Small-Scale Farmers’ Development Agency (SAFADA) says government’s hesitation to commence distribution farming inputs to farmers implies that the agricultural sector is neglected and not considered as important.
Despite Minister of Agriculture Michael Katambo having told Parliament in July that the distribution of farming inputs would commence on September 1, 2018, government has yet again delayed the distribution with the imminent onset of the rainy season.
In an interview, SAFADA executive director Boyd Moobwe expressed concern that government had not started distributing the inputs, but advised farmers to desist from repeatedly relying on government for inputs.
“We are very worried, as SAFADA, that government has not yet started distributing farming inputs across the country. Because we expected to have the inputs on time, but according to what the Minister was saying, they said September 1; now this is October, and they have not distributed anything! We don’t know what is happening, otherwise, as SAFADA, we are trying to organise for a few arrangements to ensure that our farmers have fertiliser. And, actually, a piece of advice to farmers, you know, they should not always wait for government to supply inputs. I think by this time they know what happens when it’s this time of the year. Year in, year out, this is this kind of delays,” Moobwe said.

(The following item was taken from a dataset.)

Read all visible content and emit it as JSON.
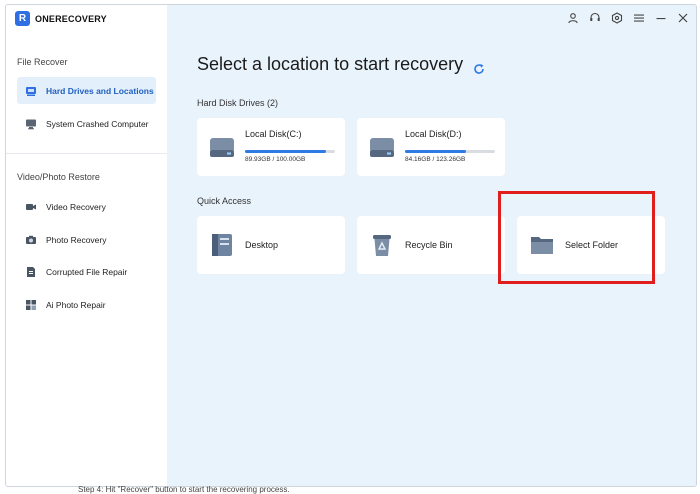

“And so, I think the maize production for 2018/2019 maize season will even dwindle further. It will be affected if things are not put in place. We have farmers that are not able to stand on their own. The government says FISP should now be four years after that, farmers should graduate, but I know that they cannot graduate because they are reliant on government. That’s why they are dependent on government. So, farmers should learn and be quick to react on their own. So, it’s a question of planning and implementation. I think there are a lot of issues that needs government considerations, including the army worms that come every year now. As a farmer, you need to be prepared to face all these challenges and not be dependent on government to offer help. It is just difficult to be a farmer in Zambia because government is not consistent with policies, it doesn’t not want to help small-scale farmers as they should be.”
Moobwe observed that the 2018/2019 farming season would remain as affected as the previous one in view of the continued delay in input distribution.

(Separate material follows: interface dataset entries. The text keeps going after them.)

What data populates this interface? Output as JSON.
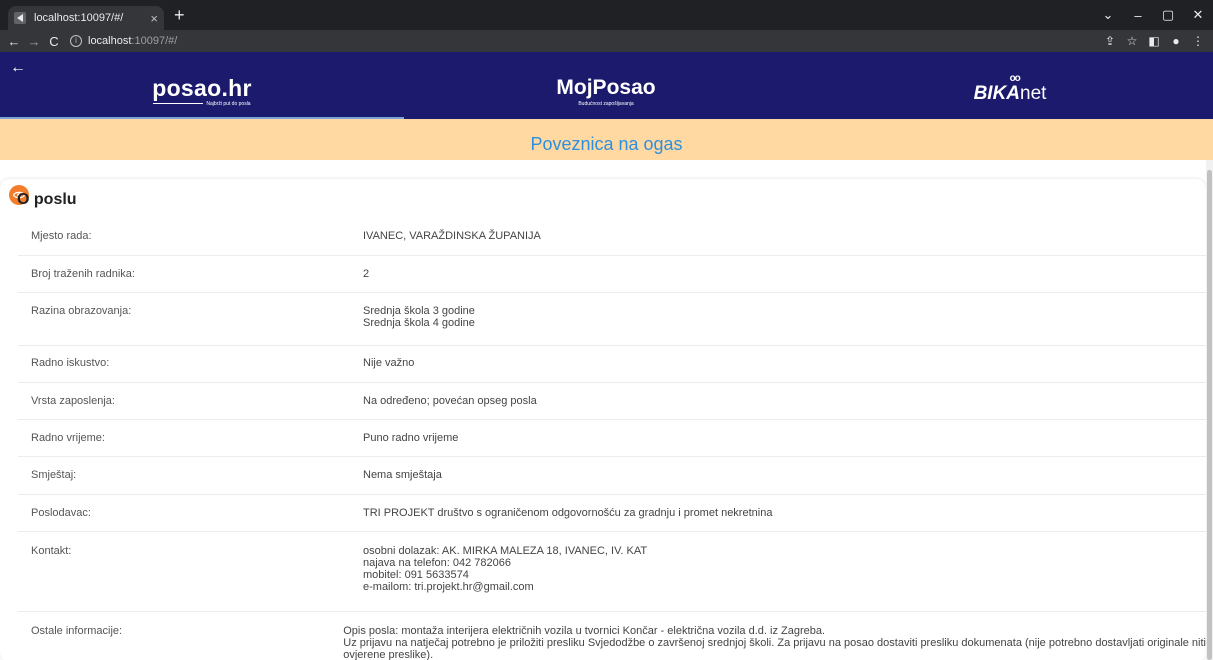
{
  "browser": {
    "tab_title": "localhost:10097/#/",
    "tab_close": "×",
    "new_tab": "+",
    "url_host": "localhost",
    "url_path": ":10097/#/",
    "back": "←",
    "forward": "→",
    "reload": "C",
    "win_min": "–",
    "win_max": "▢",
    "win_close": "✕",
    "tab_search": "⌄"
  },
  "header": {
    "back_arrow": "←",
    "portals": [
      {
        "name": "posao.hr",
        "tagline": "Najbrži put do posla"
      },
      {
        "name": "MojPosao",
        "tagline": "Budućnost zapošljavanja"
      },
      {
        "name_bold": "BIKA",
        "name_light": "net",
        "dots": "oo"
      }
    ]
  },
  "banner": {
    "link_text": "Poveznica na ogas"
  },
  "section": {
    "title": "O poslu"
  },
  "details": [
    {
      "label": "Mjesto rada:",
      "values": [
        "IVANEC, VARAŽDINSKA ŽUPANIJA"
      ]
    },
    {
      "label": "Broj traženih radnika:",
      "values": [
        "2"
      ]
    },
    {
      "label": "Razina obrazovanja:",
      "values": [
        "Srednja škola 3 godine",
        "Srednja škola 4 godine"
      ]
    },
    {
      "label": "Radno iskustvo:",
      "values": [
        "Nije važno"
      ]
    },
    {
      "label": "Vrsta zaposlenja:",
      "values": [
        "Na određeno; povećan opseg posla"
      ]
    },
    {
      "label": "Radno vrijeme:",
      "values": [
        "Puno radno vrijeme"
      ]
    },
    {
      "label": "Smještaj:",
      "values": [
        "Nema smještaja"
      ]
    },
    {
      "label": "Poslodavac:",
      "values": [
        "TRI PROJEKT društvo s ograničenom odgovornošću za gradnju i promet nekretnina"
      ]
    },
    {
      "label": "Kontakt:",
      "values": [
        "osobni dolazak: AK. MIRKA MALEZA 18, IVANEC, IV. KAT",
        "najava na telefon: 042 782066",
        "mobitel: 091 5633574",
        "e-mailom: tri.projekt.hr@gmail.com"
      ]
    },
    {
      "label": "Ostale informacije:",
      "values": [
        "Opis posla: montaža interijera električnih vozila u tvornici Končar - električna vozila d.d. iz Zagreba.",
        "Uz prijavu na natječaj potrebno je priložiti presliku Svjedodžbe o završenoj srednjoj školi. Za prijavu na posao dostaviti presliku dokumenata (nije potrebno dostavljati originale niti",
        "ovjerene preslike)."
      ]
    }
  ],
  "colors": {
    "header_bg": "#1b1a6c",
    "banner_bg": "#ffd9a1",
    "banner_text": "#2d8fe0",
    "badge": "#f47d2c"
  }
}
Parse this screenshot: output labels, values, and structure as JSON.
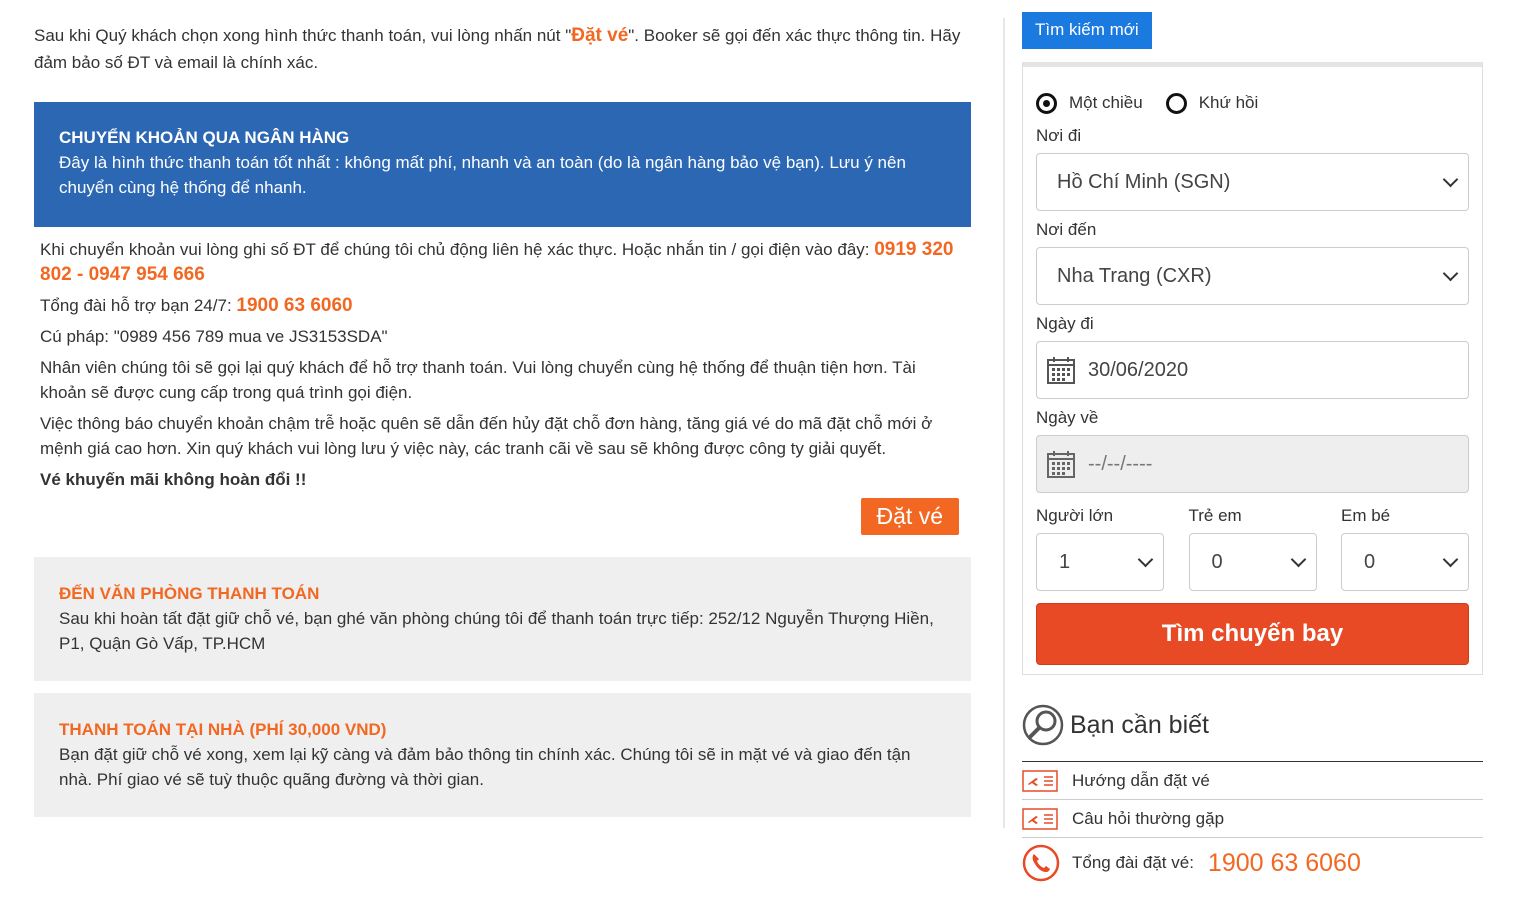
{
  "intro": {
    "part1": "Sau khi Quý khách chọn xong hình thức thanh toán, vui lòng nhấn nút \"",
    "highlight": "Đặt vé",
    "part2": "\". Booker sẽ gọi đến xác thực thông tin. Hãy đảm bảo số ĐT và email là chính xác."
  },
  "bank": {
    "title": "CHUYỂN KHOẢN QUA NGÂN HÀNG",
    "desc": "Đây là hình thức thanh toán tốt nhất : không mất phí, nhanh và an toàn (do là ngân hàng bảo vệ bạn). Lưu ý nên chuyển cùng hệ thống để nhanh.",
    "contact_text": "Khi chuyển khoản vui lòng ghi số ĐT để chúng tôi chủ động liên hệ xác thực. Hoặc nhắn tin / gọi điện vào đây: ",
    "contact_phones": "0919 320 802 - 0947 954 666",
    "hotline_text": "Tổng đài hỗ trợ bạn 24/7: ",
    "hotline_number": "1900 63 6060",
    "syntax": "Cú pháp: \"0989 456 789 mua ve JS3153SDA\"",
    "note1": "Nhân viên chúng tôi sẽ gọi lại quý khách để hỗ trợ thanh toán. Vui lòng chuyển cùng hệ thống để thuận tiện hơn. Tài khoản sẽ được cung cấp trong quá trình gọi điện.",
    "note2": "Việc thông báo chuyển khoản chậm trễ hoặc quên sẽ dẫn đến hủy đặt chỗ đơn hàng, tăng giá vé do mã đặt chỗ mới ở mệnh giá cao hơn. Xin quý khách vui lòng lưu ý việc này, các tranh cãi về sau sẽ không được công ty giải quyết.",
    "promo_note": "Vé khuyến mãi không hoàn đổi !!",
    "book_button": "Đặt vé"
  },
  "office": {
    "title": "ĐẾN VĂN PHÒNG THANH TOÁN",
    "desc": "Sau khi hoàn tất đặt giữ chỗ vé, bạn ghé văn phòng chúng tôi để thanh toán trực tiếp: 252/12 Nguyễn Thượng Hiền, P1, Quận Gò Vấp, TP.HCM"
  },
  "home": {
    "title": "THANH TOÁN TẠI NHÀ (PHÍ 30,000 VND)",
    "desc": "Bạn đặt giữ chỗ vé xong, xem lại kỹ càng và đảm bảo thông tin chính xác. Chúng tôi sẽ in mặt vé và giao đến tận nhà. Phí giao vé sẽ tuỳ thuộc quãng đường và thời gian."
  },
  "search": {
    "new_search_button": "Tìm kiếm mới",
    "one_way": "Một chiều",
    "round_trip": "Khứ hồi",
    "selected_trip": "one_way",
    "from_label": "Nơi đi",
    "from_value": "Hồ Chí Minh (SGN)",
    "to_label": "Nơi đến",
    "to_value": "Nha Trang (CXR)",
    "depart_label": "Ngày đi",
    "depart_value": "30/06/2020",
    "return_label": "Ngày về",
    "return_value": "--/--/----",
    "adults_label": "Người lớn",
    "adults_value": "1",
    "children_label": "Trẻ em",
    "children_value": "0",
    "infants_label": "Em bé",
    "infants_value": "0",
    "submit_button": "Tìm chuyến bay"
  },
  "info": {
    "title": "Bạn cần biết",
    "links": [
      "Hướng dẫn đặt vé",
      "Câu hỏi thường gặp"
    ],
    "hotline_label": "Tổng đài đặt vé:",
    "hotline_number": "1900 63 6060"
  },
  "colors": {
    "bank_blue": "#2b67b3",
    "accent_orange": "#f26822",
    "search_red": "#e84a26",
    "new_search_blue": "#1a7ae0"
  }
}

“And the farmers, themselves, are not educated enough to deal with some challenges that do not require government’s attention. Government should be serious to try to harmonise agriculture like in other countries where they have put agriculture as number one because it’s the biggest employer of people. Our government has not done likewise, and this is why we have numerous challenges in the agricultural sector today. Farmers should be number one in every aspect. When it comes to planning, the agriculture sector should be number one. So, I’m really worried that government has no started yet distributing farming inputs because that means we are not prioritised, and as such, we cannot develop further,” said Moobwe.